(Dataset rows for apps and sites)
........

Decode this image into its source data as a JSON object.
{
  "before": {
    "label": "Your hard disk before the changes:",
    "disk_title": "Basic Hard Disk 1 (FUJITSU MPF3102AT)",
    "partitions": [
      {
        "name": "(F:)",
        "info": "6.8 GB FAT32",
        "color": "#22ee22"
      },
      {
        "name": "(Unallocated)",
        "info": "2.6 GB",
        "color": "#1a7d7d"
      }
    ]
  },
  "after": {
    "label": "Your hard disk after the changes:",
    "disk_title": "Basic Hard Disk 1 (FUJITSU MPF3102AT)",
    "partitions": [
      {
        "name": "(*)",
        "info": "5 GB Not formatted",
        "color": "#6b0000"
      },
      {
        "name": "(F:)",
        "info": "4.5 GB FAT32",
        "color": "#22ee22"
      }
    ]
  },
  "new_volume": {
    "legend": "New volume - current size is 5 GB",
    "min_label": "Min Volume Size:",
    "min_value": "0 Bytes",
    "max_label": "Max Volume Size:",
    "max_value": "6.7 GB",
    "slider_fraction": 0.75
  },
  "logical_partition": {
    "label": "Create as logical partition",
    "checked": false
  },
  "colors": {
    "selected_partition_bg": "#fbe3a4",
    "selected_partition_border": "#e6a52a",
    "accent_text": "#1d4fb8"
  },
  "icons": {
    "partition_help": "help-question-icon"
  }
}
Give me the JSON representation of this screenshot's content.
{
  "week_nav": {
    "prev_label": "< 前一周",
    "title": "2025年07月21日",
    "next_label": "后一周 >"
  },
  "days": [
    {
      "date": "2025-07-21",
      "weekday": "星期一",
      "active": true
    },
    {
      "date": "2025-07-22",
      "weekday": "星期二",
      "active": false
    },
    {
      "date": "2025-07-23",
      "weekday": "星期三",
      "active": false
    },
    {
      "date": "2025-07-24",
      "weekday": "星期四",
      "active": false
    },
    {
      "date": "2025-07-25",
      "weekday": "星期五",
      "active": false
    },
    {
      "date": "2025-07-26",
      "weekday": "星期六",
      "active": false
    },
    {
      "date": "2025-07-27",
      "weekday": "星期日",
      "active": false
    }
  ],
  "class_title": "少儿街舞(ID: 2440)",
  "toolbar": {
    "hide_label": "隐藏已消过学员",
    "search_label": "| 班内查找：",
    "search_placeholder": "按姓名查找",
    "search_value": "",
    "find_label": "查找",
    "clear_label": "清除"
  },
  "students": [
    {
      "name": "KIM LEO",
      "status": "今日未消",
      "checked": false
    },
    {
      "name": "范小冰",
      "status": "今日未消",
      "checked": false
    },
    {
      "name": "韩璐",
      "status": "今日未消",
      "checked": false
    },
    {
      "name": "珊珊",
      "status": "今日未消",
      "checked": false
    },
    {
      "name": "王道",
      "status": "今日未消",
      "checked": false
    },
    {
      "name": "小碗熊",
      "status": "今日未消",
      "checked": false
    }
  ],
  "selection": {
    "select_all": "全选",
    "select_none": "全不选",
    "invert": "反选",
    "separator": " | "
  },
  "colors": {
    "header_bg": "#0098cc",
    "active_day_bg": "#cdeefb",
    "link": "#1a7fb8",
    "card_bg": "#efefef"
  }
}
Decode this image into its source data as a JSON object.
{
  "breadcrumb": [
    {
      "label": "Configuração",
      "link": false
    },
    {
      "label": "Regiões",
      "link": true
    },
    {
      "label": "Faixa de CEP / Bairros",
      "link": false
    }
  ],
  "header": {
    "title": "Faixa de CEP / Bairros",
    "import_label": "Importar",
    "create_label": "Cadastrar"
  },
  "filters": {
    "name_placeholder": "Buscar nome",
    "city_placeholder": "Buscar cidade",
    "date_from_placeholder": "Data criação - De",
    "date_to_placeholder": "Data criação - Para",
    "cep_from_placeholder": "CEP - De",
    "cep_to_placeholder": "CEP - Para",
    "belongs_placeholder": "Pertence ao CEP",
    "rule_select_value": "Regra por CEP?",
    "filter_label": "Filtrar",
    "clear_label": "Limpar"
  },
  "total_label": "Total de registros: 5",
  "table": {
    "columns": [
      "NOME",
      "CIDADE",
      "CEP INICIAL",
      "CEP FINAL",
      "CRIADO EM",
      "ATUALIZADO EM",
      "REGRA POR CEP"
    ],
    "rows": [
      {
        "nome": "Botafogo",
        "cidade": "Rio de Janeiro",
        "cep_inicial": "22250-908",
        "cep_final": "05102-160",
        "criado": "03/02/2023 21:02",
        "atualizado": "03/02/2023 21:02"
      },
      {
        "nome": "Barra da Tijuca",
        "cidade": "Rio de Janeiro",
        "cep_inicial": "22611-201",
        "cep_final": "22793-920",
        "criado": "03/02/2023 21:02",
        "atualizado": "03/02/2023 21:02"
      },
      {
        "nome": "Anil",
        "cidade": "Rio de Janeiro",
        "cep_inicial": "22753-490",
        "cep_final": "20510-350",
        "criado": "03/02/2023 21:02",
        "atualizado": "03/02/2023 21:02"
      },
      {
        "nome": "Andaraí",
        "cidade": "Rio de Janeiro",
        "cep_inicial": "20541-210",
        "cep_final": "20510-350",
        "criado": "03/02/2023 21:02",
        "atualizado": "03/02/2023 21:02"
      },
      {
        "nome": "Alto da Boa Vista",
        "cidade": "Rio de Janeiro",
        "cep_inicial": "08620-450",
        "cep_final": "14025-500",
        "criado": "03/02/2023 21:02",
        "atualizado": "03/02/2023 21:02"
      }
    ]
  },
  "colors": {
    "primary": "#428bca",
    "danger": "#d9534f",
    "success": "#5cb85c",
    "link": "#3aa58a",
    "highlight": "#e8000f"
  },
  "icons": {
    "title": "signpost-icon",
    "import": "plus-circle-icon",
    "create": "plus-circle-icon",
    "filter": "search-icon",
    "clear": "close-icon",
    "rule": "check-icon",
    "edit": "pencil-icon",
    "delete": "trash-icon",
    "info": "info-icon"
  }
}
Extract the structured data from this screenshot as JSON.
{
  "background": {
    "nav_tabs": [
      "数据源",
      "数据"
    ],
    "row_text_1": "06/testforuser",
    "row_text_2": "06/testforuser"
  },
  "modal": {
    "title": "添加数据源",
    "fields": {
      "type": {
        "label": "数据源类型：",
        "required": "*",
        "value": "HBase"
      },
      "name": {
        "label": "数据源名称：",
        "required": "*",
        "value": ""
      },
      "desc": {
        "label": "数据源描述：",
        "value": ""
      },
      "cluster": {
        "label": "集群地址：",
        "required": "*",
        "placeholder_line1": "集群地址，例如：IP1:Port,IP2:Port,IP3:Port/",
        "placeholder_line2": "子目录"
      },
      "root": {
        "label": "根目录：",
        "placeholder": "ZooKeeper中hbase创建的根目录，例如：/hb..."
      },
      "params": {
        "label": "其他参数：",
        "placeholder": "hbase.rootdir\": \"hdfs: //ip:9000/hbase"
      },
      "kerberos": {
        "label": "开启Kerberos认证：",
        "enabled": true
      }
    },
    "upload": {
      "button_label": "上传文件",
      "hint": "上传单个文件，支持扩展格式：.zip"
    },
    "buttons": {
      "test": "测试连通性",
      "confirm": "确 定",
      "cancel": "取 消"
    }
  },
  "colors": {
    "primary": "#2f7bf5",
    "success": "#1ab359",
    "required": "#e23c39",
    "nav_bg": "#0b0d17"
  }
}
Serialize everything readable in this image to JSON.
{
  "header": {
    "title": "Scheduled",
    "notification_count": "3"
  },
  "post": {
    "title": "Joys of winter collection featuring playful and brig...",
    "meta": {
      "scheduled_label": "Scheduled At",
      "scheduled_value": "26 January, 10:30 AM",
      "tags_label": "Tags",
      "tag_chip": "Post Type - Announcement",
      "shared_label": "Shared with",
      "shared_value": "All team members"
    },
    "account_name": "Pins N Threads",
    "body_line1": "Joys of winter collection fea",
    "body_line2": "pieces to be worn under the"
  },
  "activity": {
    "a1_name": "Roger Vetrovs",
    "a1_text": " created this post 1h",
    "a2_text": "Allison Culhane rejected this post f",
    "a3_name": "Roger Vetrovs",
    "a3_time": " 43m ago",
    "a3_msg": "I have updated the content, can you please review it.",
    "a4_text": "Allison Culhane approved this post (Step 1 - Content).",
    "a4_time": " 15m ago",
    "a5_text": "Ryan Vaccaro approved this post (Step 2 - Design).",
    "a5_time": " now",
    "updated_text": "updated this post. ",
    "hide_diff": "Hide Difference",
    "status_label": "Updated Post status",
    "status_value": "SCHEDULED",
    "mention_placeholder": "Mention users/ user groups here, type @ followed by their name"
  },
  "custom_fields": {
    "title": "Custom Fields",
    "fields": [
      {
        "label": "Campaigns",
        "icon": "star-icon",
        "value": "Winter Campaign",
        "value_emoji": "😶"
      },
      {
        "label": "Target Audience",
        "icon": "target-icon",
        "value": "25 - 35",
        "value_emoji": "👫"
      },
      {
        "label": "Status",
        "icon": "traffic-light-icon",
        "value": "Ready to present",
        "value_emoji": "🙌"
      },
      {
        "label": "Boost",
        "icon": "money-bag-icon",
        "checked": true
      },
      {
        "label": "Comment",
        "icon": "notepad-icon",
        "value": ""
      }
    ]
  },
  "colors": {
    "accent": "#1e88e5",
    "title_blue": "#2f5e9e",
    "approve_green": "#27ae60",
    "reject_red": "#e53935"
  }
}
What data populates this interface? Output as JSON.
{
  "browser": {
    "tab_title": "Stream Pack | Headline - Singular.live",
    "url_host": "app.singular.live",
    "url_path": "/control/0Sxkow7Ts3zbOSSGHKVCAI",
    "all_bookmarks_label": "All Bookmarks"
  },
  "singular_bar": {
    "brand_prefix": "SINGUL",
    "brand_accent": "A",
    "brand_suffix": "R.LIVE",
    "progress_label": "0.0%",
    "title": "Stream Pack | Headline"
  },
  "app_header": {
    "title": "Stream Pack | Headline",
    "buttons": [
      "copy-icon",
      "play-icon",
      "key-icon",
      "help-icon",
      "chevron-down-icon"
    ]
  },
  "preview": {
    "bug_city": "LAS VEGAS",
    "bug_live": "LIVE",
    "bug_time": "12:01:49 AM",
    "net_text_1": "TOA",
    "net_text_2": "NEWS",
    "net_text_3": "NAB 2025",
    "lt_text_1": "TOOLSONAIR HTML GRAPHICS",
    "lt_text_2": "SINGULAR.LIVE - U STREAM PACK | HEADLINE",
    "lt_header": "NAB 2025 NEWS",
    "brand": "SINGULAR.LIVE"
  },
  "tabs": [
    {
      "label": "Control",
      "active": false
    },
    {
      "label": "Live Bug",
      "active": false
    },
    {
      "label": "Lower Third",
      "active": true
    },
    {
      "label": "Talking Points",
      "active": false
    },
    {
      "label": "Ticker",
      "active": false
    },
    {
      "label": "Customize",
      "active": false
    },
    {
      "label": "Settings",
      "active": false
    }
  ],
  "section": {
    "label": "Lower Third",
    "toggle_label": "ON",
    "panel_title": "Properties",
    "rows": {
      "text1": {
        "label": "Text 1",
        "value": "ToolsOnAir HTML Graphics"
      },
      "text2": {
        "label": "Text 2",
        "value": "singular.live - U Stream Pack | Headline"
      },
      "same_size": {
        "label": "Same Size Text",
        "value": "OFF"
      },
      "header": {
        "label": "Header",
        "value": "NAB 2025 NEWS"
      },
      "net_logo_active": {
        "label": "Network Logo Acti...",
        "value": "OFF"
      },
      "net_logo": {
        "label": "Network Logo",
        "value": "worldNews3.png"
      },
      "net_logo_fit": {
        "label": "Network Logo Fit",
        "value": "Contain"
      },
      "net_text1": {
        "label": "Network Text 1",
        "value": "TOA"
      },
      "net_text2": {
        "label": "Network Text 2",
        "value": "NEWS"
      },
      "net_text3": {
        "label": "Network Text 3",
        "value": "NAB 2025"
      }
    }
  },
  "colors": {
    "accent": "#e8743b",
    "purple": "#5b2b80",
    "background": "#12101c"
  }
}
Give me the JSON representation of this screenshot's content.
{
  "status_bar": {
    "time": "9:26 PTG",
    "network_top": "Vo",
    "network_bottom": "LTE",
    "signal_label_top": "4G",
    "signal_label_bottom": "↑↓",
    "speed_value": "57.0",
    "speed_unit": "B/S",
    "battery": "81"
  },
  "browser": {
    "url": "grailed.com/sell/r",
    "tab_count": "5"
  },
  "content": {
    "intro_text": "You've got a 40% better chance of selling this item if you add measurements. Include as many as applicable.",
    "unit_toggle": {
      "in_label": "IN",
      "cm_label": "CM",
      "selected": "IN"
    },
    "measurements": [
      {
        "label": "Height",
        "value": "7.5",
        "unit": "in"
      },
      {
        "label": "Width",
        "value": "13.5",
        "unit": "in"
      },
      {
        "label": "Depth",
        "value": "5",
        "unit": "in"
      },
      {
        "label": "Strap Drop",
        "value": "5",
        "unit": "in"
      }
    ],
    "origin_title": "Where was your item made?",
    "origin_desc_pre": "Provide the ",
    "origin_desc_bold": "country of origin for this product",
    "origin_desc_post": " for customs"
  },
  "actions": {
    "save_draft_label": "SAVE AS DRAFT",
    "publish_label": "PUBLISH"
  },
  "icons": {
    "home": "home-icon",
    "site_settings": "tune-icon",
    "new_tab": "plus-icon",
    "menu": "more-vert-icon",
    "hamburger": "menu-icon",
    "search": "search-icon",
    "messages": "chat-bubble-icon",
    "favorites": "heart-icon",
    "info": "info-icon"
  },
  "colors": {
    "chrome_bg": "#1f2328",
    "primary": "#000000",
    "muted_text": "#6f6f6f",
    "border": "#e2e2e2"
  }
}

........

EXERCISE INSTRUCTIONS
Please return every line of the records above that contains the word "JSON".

ANSWER AREA
Decode this image into its source data as a JSON object.
Give me the JSON representation of this screenshot's content.
Decode this image into its source data as a JSON object.
Extract the structured data from this screenshot as JSON.
Serialize everything readable in this image to JSON.
What data populates this interface? Output as JSON.
Give me the JSON representation of this screenshot's content.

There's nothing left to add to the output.